_THE PROBLEM_
Check each line of the entries for "doctor" and report the ones that have it.

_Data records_
######

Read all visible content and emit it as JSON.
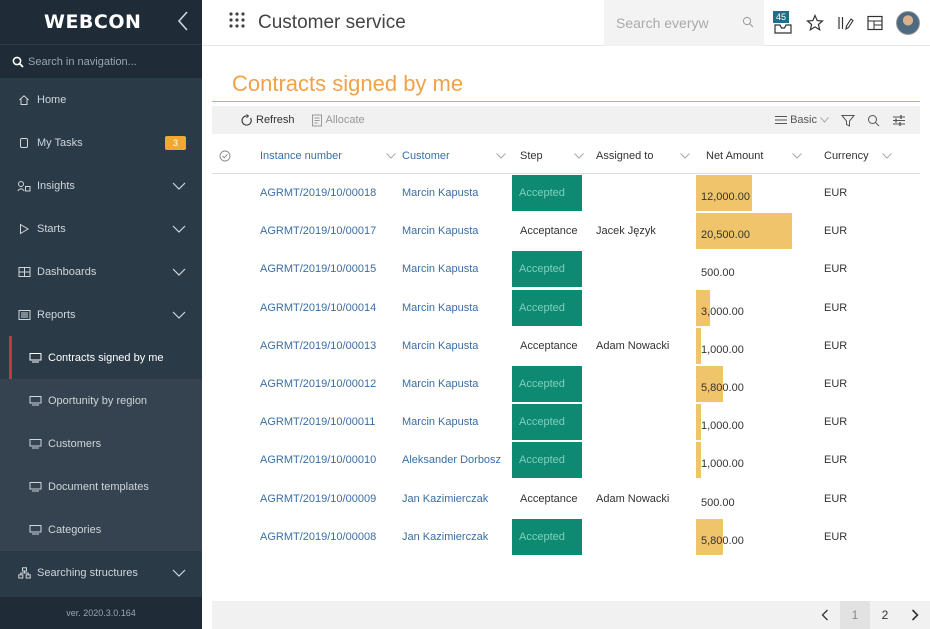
{
  "brand": {
    "logo": "WEBCON"
  },
  "nav": {
    "search_placeholder": "Search in navigation...",
    "items": [
      {
        "label": "Home",
        "icon": "home-icon"
      },
      {
        "label": "My Tasks",
        "icon": "tasks-icon",
        "badge": "3"
      },
      {
        "label": "Insights",
        "icon": "insights-icon"
      },
      {
        "label": "Starts",
        "icon": "play-icon"
      },
      {
        "label": "Dashboards",
        "icon": "dashboard-icon"
      },
      {
        "label": "Reports",
        "icon": "reports-icon"
      }
    ],
    "reports": [
      {
        "label": "Contracts signed by me",
        "active": true
      },
      {
        "label": "Oportunity by region"
      },
      {
        "label": "Customers"
      },
      {
        "label": "Document templates"
      },
      {
        "label": "Categories"
      }
    ],
    "searching": "Searching structures",
    "version": "ver. 2020.3.0.164"
  },
  "header": {
    "title": "Customer service",
    "search_placeholder": "Search everyw",
    "notifications": "45"
  },
  "page": {
    "title": "Contracts signed by me"
  },
  "toolbar": {
    "refresh": "Refresh",
    "allocate": "Allocate",
    "view": "Basic"
  },
  "columns": {
    "instance": "Instance number",
    "customer": "Customer",
    "step": "Step",
    "assigned": "Assigned to",
    "net": "Net Amount",
    "currency": "Currency"
  },
  "rows": [
    {
      "instance": "AGRMT/2019/10/00018",
      "customer": "Marcin Kapusta",
      "step": "Accepted",
      "accepted": true,
      "assigned": "",
      "net": "12,000.00",
      "net_value": 12000,
      "currency": "EUR"
    },
    {
      "instance": "AGRMT/2019/10/00017",
      "customer": "Marcin Kapusta",
      "step": "Acceptance",
      "accepted": false,
      "assigned": "Jacek Język",
      "net": "20,500.00",
      "net_value": 20500,
      "currency": "EUR"
    },
    {
      "instance": "AGRMT/2019/10/00015",
      "customer": "Marcin Kapusta",
      "step": "Accepted",
      "accepted": true,
      "assigned": "",
      "net": "500.00",
      "net_value": 500,
      "currency": "EUR"
    },
    {
      "instance": "AGRMT/2019/10/00014",
      "customer": "Marcin Kapusta",
      "step": "Accepted",
      "accepted": true,
      "assigned": "",
      "net": "3,000.00",
      "net_value": 3000,
      "currency": "EUR"
    },
    {
      "instance": "AGRMT/2019/10/00013",
      "customer": "Marcin Kapusta",
      "step": "Acceptance",
      "accepted": false,
      "assigned": "Adam Nowacki",
      "net": "1,000.00",
      "net_value": 1000,
      "currency": "EUR"
    },
    {
      "instance": "AGRMT/2019/10/00012",
      "customer": "Marcin Kapusta",
      "step": "Accepted",
      "accepted": true,
      "assigned": "",
      "net": "5,800.00",
      "net_value": 5800,
      "currency": "EUR"
    },
    {
      "instance": "AGRMT/2019/10/00011",
      "customer": "Marcin Kapusta",
      "step": "Accepted",
      "accepted": true,
      "assigned": "",
      "net": "1,000.00",
      "net_value": 1000,
      "currency": "EUR"
    },
    {
      "instance": "AGRMT/2019/10/00010",
      "customer": "Aleksander Dorbosz",
      "step": "Accepted",
      "accepted": true,
      "assigned": "",
      "net": "1,000.00",
      "net_value": 1000,
      "currency": "EUR"
    },
    {
      "instance": "AGRMT/2019/10/00009",
      "customer": "Jan Kazimierczak",
      "step": "Acceptance",
      "accepted": false,
      "assigned": "Adam Nowacki",
      "net": "500.00",
      "net_value": 500,
      "currency": "EUR"
    },
    {
      "instance": "AGRMT/2019/10/00008",
      "customer": "Jan Kazimierczak",
      "step": "Accepted",
      "accepted": true,
      "assigned": "",
      "net": "5,800.00",
      "net_value": 5800,
      "currency": "EUR"
    }
  ],
  "net_max": 20500,
  "pager": {
    "current": "1",
    "next_page": "2"
  },
  "colors": {
    "accent": "#f0a24a",
    "accepted": "#0f8a72",
    "bar": "#f0c46a",
    "sidebar": "#2b3a47"
  }
}
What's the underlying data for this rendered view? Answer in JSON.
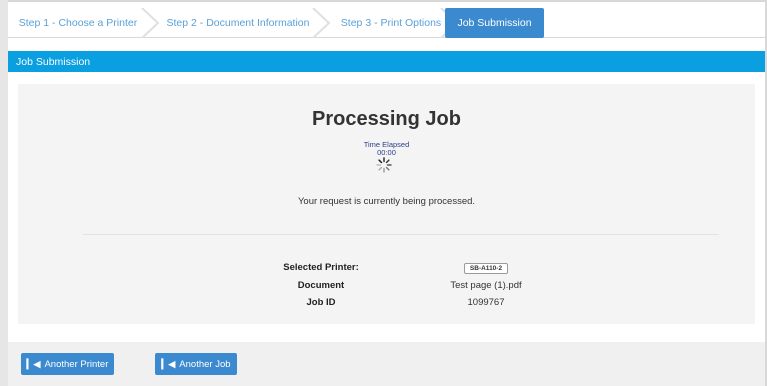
{
  "wizard": {
    "steps": [
      {
        "label": "Step 1 - Choose a Printer"
      },
      {
        "label": "Step 2 - Document Information"
      },
      {
        "label": "Step 3 - Print Options"
      },
      {
        "label": "Job Submission"
      }
    ]
  },
  "panel": {
    "header": "Job Submission"
  },
  "processing": {
    "title": "Processing Job",
    "elapsed_label": "Time Elapsed",
    "elapsed_value": "00:00",
    "message": "Your request is currently being processed."
  },
  "details": {
    "printer_label": "Selected Printer:",
    "printer_value": "SB-A110-2",
    "document_label": "Document",
    "document_value": "Test page (1).pdf",
    "job_label": "Job ID",
    "job_value": "1099767"
  },
  "footer": {
    "another_printer": "Another Printer",
    "another_job": "Another Job"
  },
  "colors": {
    "accent": "#3b89cf",
    "header_bar": "#0a9fe0",
    "step_text": "#5aa0d8"
  },
  "icons": {
    "spinner": "loading-spinner-icon",
    "back": "skip-back-icon"
  }
}
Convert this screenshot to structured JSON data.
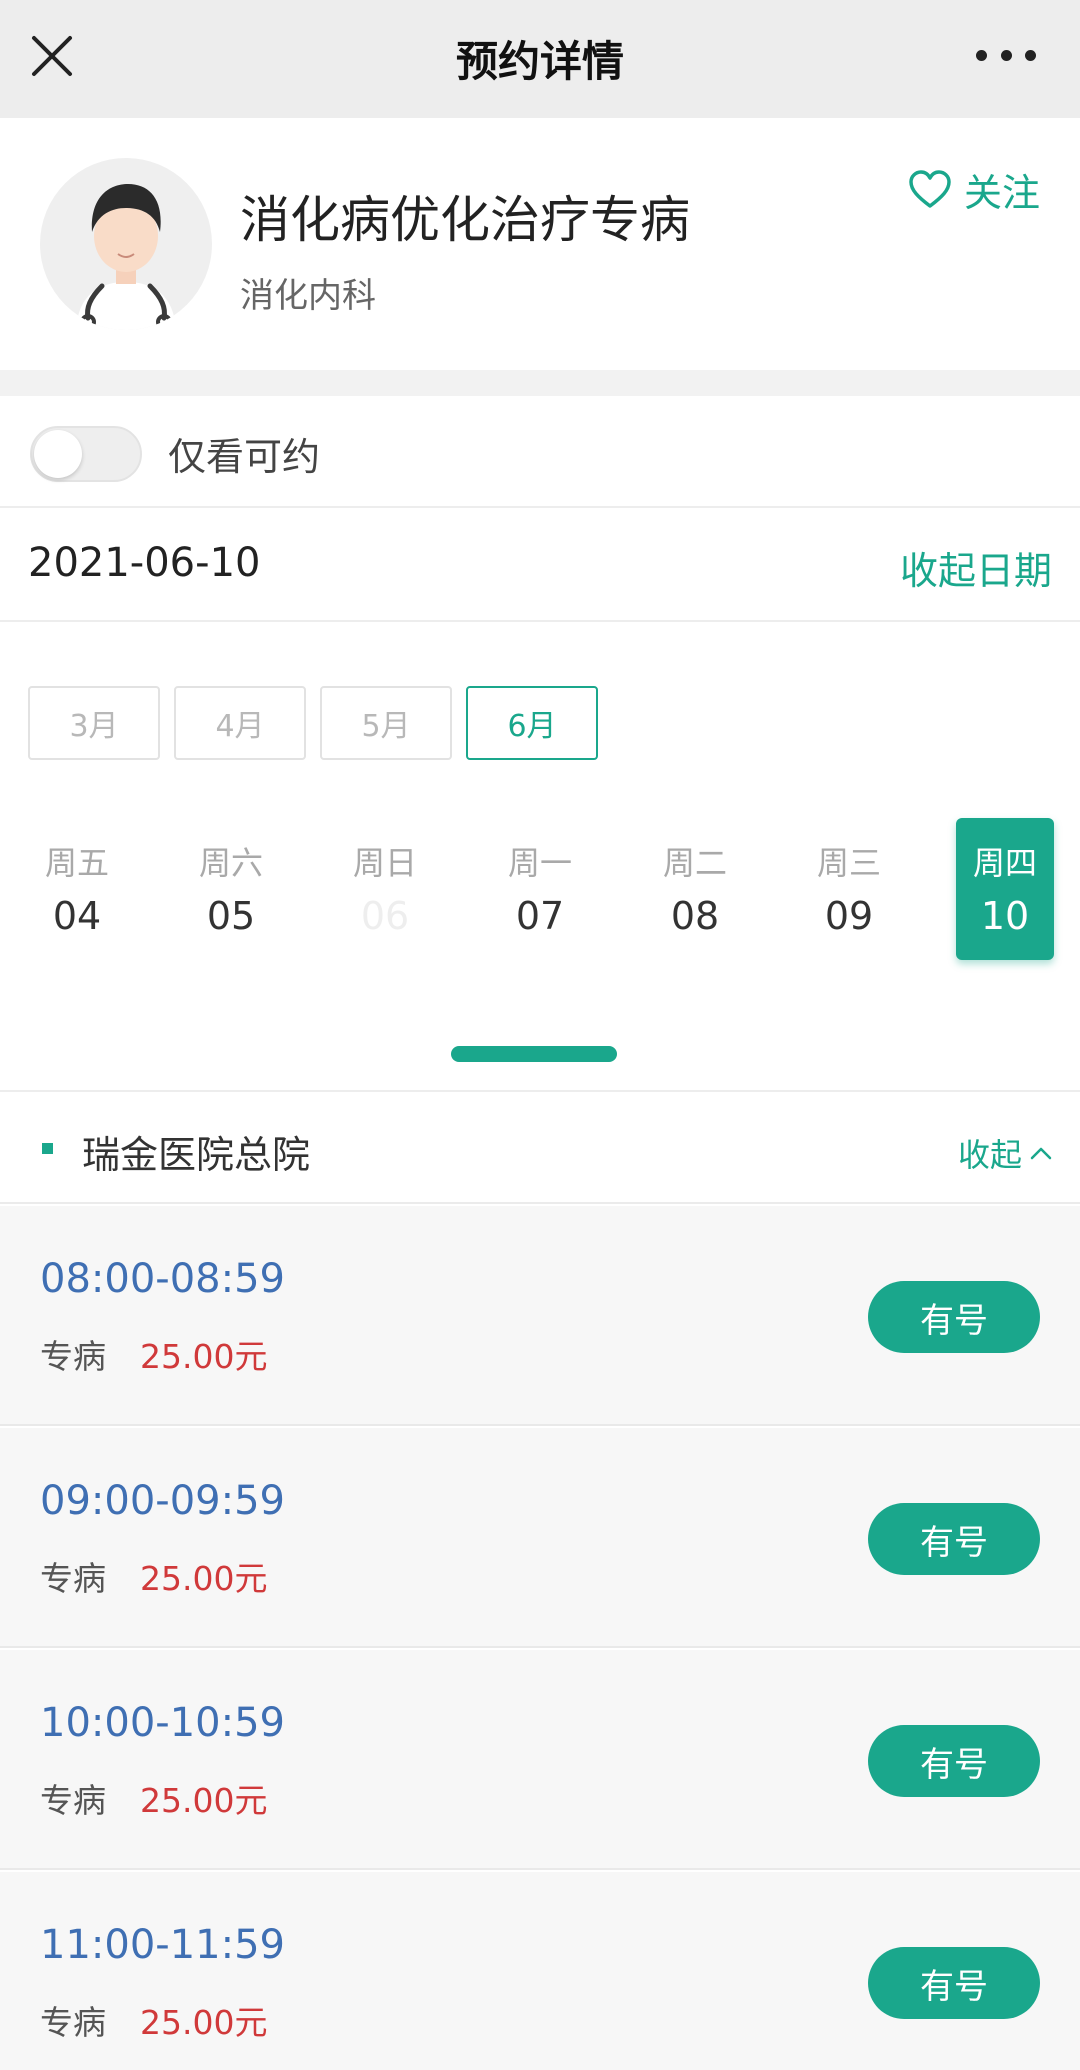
{
  "header": {
    "title": "预约详情",
    "close_icon": "close-icon",
    "more_icon": "more-dots-icon"
  },
  "doctor": {
    "name": "消化病优化治疗专病",
    "department": "消化内科",
    "follow_label": "关注",
    "avatar_icon": "doctor-avatar-icon"
  },
  "filter": {
    "only_available_label": "仅看可约",
    "only_available_on": false
  },
  "date_bar": {
    "selected_date": "2021-06-10",
    "collapse_label": "收起日期"
  },
  "months": [
    {
      "label": "3月",
      "active": false
    },
    {
      "label": "4月",
      "active": false
    },
    {
      "label": "5月",
      "active": false
    },
    {
      "label": "6月",
      "active": true
    }
  ],
  "days": [
    {
      "weekday": "周五",
      "day": "04",
      "state": "normal"
    },
    {
      "weekday": "周六",
      "day": "05",
      "state": "normal"
    },
    {
      "weekday": "周日",
      "day": "06",
      "state": "disabled"
    },
    {
      "weekday": "周一",
      "day": "07",
      "state": "normal"
    },
    {
      "weekday": "周二",
      "day": "08",
      "state": "normal"
    },
    {
      "weekday": "周三",
      "day": "09",
      "state": "normal"
    },
    {
      "weekday": "周四",
      "day": "10",
      "state": "selected"
    }
  ],
  "hospital": {
    "name": "瑞金医院总院",
    "collapse_label": "收起"
  },
  "slots": [
    {
      "time": "08:00-08:59",
      "type": "专病",
      "price": "25.00元",
      "button": "有号"
    },
    {
      "time": "09:00-09:59",
      "type": "专病",
      "price": "25.00元",
      "button": "有号"
    },
    {
      "time": "10:00-10:59",
      "type": "专病",
      "price": "25.00元",
      "button": "有号"
    },
    {
      "time": "11:00-11:59",
      "type": "专病",
      "price": "25.00元",
      "button": "有号"
    }
  ],
  "colors": {
    "accent": "#1aa78c",
    "time": "#3f6fb3",
    "price": "#d0393a"
  }
}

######

_SOLUTION TO THE EXERCISE_
  "doctor": {
    "avatar_icon": "doctor-avatar-icon"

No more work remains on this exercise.